The update also includes enhancements for email including auto-configuration for Hotmail, Live and MSN email and an improved email setup process. AT&T said the update would come in April and they got it in by the skin of their teeth. That counts for something, right?
[via HTC, Thanks all who sent this in!]
The LG Ally is about to receive an update to Android 2.2.2, according to a text message being sent to owners of the handset. While the update itself is mostly concerned with patching a few holes and squashing some bugs, the interesting thing to report is that in order to receive the update users will need to download the Upgrade Utility for Ally from the Android Market. There is no word on why, exactly, an application is needed to install the update, as the move from Android 2.1 to 2.2 came via a traditional over-the-air push.
Users who have installed the app so far are reporting no update is available yet, but Verizon has posted the details of what we can expect over at their support site. Head over to the source links below for more info.
Android Market Link: Upgrade Utility for Ally
Aside from some clever commercials starring Kevin Bacon, that is. The Logitech Revue missed earning expectations last quarter, falling short of the projected $18 million after earning $22 million in its first quarter of availability. The drop-off was quite significant, bringing in a mere $5 million for the company.
It’s no secret that the Google TV platform has some things to figure out, but we have been and still are big supporters of the concept, taking both the good and bad into account. Likewise, Logitech doesn’t plan to give up on the platform any time soon. Their CEO Gerald P. Quindlen stated during the quarterly earning report that the company remains “enthusiastic about Google TV.”

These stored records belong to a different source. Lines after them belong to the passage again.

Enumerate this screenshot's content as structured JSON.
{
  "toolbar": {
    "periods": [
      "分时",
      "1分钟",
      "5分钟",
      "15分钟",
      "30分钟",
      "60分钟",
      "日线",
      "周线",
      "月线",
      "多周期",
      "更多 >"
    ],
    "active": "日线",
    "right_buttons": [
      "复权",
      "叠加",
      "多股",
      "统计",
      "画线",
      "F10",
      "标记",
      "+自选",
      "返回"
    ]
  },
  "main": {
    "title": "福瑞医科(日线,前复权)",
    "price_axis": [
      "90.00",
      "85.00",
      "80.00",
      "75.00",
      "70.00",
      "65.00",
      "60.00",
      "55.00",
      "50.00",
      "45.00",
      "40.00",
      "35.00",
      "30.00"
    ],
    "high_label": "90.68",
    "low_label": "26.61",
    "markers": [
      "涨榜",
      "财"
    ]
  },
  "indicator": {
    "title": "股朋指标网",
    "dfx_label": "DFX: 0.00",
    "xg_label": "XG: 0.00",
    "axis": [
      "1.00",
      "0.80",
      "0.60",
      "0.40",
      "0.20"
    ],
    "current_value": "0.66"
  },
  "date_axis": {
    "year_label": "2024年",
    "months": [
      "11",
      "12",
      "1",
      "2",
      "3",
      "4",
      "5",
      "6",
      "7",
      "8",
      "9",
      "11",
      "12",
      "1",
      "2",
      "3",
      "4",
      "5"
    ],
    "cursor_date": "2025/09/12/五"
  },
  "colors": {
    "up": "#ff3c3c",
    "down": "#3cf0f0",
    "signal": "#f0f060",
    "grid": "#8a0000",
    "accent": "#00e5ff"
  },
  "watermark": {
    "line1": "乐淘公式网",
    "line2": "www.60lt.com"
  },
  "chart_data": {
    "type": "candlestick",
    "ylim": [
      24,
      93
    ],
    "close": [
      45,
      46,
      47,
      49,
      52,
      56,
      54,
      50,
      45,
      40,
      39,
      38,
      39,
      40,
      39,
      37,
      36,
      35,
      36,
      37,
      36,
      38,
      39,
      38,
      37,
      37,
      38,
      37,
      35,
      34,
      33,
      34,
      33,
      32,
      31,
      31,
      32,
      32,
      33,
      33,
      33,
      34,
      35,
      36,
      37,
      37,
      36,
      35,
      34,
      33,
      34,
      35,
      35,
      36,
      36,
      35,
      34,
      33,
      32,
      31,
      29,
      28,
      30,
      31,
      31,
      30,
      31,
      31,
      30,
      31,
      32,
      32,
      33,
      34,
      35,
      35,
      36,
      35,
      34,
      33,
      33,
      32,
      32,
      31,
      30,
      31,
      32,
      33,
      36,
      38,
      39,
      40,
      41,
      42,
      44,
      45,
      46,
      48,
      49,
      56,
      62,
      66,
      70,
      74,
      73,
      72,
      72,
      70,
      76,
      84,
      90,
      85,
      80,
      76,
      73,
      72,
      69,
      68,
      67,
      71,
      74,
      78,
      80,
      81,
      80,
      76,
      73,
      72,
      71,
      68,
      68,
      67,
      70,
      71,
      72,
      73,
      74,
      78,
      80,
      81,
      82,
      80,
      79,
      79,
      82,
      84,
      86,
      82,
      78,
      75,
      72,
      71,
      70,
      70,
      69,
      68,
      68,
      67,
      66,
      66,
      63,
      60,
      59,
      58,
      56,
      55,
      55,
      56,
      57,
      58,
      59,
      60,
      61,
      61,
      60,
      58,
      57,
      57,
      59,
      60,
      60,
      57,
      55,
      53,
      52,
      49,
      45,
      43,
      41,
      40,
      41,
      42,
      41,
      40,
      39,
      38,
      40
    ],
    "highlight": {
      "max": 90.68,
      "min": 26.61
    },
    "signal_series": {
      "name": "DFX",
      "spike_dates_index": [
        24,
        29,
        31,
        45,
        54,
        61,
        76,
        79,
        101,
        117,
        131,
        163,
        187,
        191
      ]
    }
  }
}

For others to agree, Google needs to step its game up and deliver highly anticipated features such as the Android Market. The ability to download and install Android apps onto your Google TV box has been promised in a future update for some time now, though when that update might surface remains a mystery.